# ASSIGNMENT:
Line count for "Występowanie": report how many lines in this material hold that string, with the number alone as the answer.

────

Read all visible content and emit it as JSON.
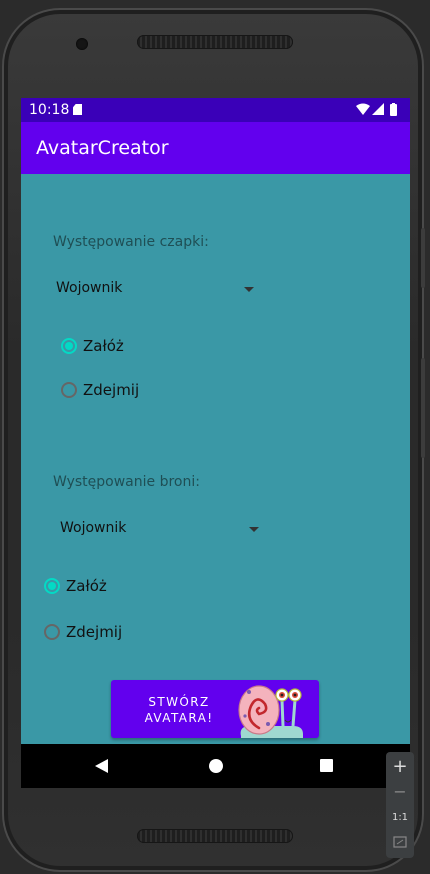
{
  "status_bar": {
    "time": "10:18",
    "icons": [
      "sd-card-icon",
      "wifi-icon",
      "signal-icon",
      "battery-icon"
    ]
  },
  "app_bar": {
    "title": "AvatarCreator"
  },
  "hat_section": {
    "label": "Występowanie czapki:",
    "spinner_value": "Wojownik",
    "radio_on": "Załóż",
    "radio_off": "Zdejmij",
    "selected": "Załóż"
  },
  "weapon_section": {
    "label": "Występowanie broni:",
    "spinner_value": "Wojownik",
    "radio_on": "Załóż",
    "radio_off": "Zdejmij",
    "selected": "Załóż"
  },
  "create_button": {
    "line1": "STWÓRZ",
    "line2": "AVATARA!",
    "image": "snail-avatar-icon"
  },
  "nav_bar": {
    "icons": [
      "back-icon",
      "home-icon",
      "recents-icon"
    ]
  },
  "emulator_zoom": {
    "plus": "+",
    "minus": "−",
    "ratio": "1:1"
  },
  "colors": {
    "status_bar": "#3a00b8",
    "app_bar": "#6200ee",
    "background": "#3a98a6",
    "radio_accent": "#03dac5",
    "button": "#6200ee"
  }
}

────

# TASK OUTPUT:
2